Vietnam veterans visit National Museum of Marine Corps

12 Nov 2013 | Lance Cpl. Cuong Le Marine Corps Base Quantico

More than 300 Vietnam veterans visited the National Museum of the Marine Corps on Nov. 8, 2013 to witness the landing of a UH-34D Helicopter.

The helicopter was created to transport cargo and personnel, but was known to fly rescue missions. It will be part of the new Operation Starlite exhibit slated to open 2016. The Seahorse was donated to the museum by the Marine Helicopter Squadron 361 Veterans Association.

“This donation really answers all of our prayers, because we have been looking for something to represent Operation Starlite and the Vietnam era for two years,” said Ben Kristy, aviation curator, National Museum of the Marine Corps. “This has a lot of history behind it and we are honored and humbled to receive it.”

According to Alan Weiss, president, Marine Helicopter Squadron 361 Veterans Association, Inc., although the members of the association loved the helicopter they had to find a place to put the old bird down. The Seahorse has flow more than 50 flights and some of them have been to Marine Corps Air Station New Rivers, N.C., Marine Corps Air Station Cherry Point, and many more. With donations running dry and each hour per flight costing $1,500, it was impractical to keep. So after careful consideration, the members decided the best place for the helicopter would be the National Museum of the Marine Corps.

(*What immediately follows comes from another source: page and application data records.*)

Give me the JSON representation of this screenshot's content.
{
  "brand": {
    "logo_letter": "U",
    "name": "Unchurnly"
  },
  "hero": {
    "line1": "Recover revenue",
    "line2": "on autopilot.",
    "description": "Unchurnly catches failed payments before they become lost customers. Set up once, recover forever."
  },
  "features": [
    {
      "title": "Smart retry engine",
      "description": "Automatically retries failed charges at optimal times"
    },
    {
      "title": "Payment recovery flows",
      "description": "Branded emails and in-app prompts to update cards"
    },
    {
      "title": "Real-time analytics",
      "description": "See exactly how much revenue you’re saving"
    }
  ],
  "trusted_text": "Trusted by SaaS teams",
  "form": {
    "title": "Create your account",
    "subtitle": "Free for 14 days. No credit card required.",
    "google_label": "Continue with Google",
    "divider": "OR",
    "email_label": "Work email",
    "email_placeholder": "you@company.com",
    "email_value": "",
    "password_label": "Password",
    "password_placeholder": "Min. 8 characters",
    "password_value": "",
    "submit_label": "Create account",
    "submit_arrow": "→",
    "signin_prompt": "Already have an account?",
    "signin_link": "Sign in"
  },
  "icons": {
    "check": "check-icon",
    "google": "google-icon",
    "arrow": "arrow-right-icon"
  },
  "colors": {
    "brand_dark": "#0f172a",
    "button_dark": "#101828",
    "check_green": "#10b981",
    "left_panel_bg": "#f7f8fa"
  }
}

“We came up with the idea to build it during our reunion in 1998, but we didn’t start rebuilding it until July 2001, so after five years, 41,000 hours of maintenance and $350,000 in donations we finally completed it.” said Weiss as he looked up at the helicopter.

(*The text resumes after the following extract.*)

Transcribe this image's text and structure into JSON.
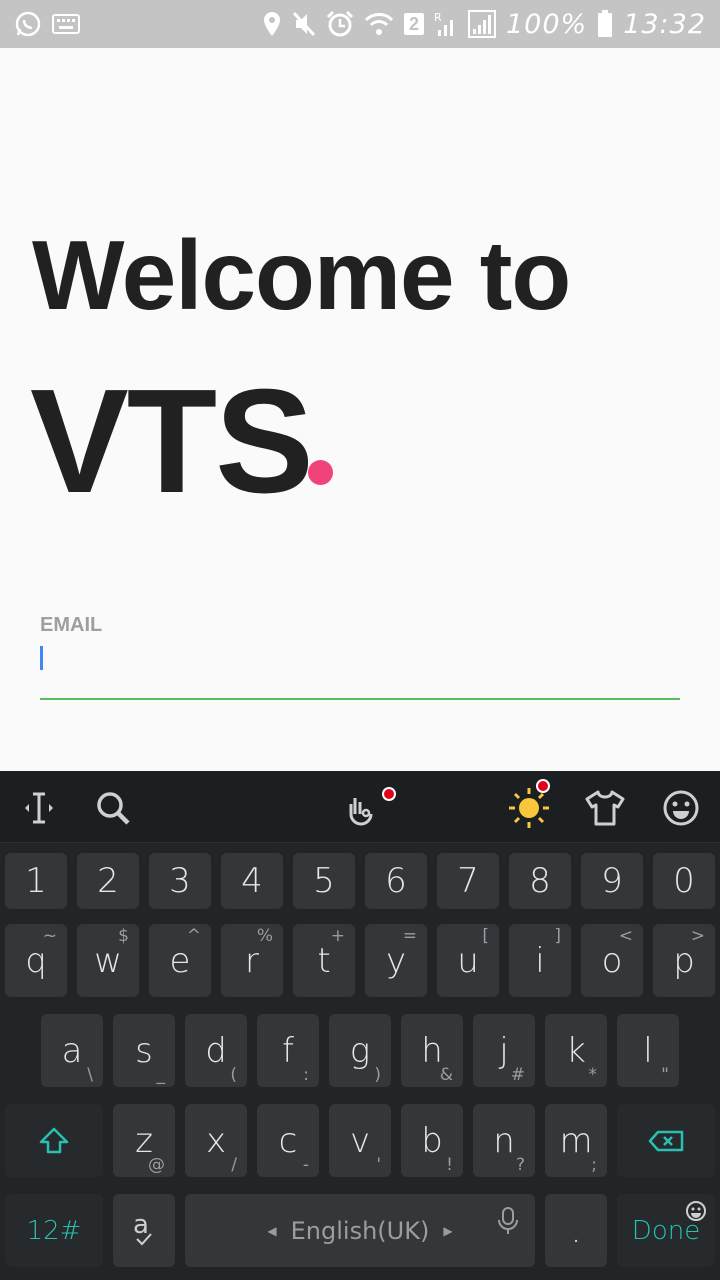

For the members of the association, the helicopter is more than just a vehicle to ride in, but a treasure trove of memories.

“This is the first helicopter that I ever flew and that was in 1966 off the coast of Vietnam,” said Raul Sifunetes, executive director, Marine Corps Aviation Association. “Evidently this is the first and last helicopter that I ever flew,” the last time I flew this helicopter was Aug. 12, 2012, in memory or Alfred A. Cunningham.”

Alfred A. Cunningham was a lieutenant colonel in the United States Marine Corps that became the first Marine Corps aviator and the first Director of Marine Corps Aviation.

The helicopter landed in the parking lot of the museum at 2 p.m., where it was turned over to the museum, from there the helicopter flew to Larson’s Gym, where it will stay until the Operation Starlite exhibit for the museum is completed.

Marine Corps Base Quantico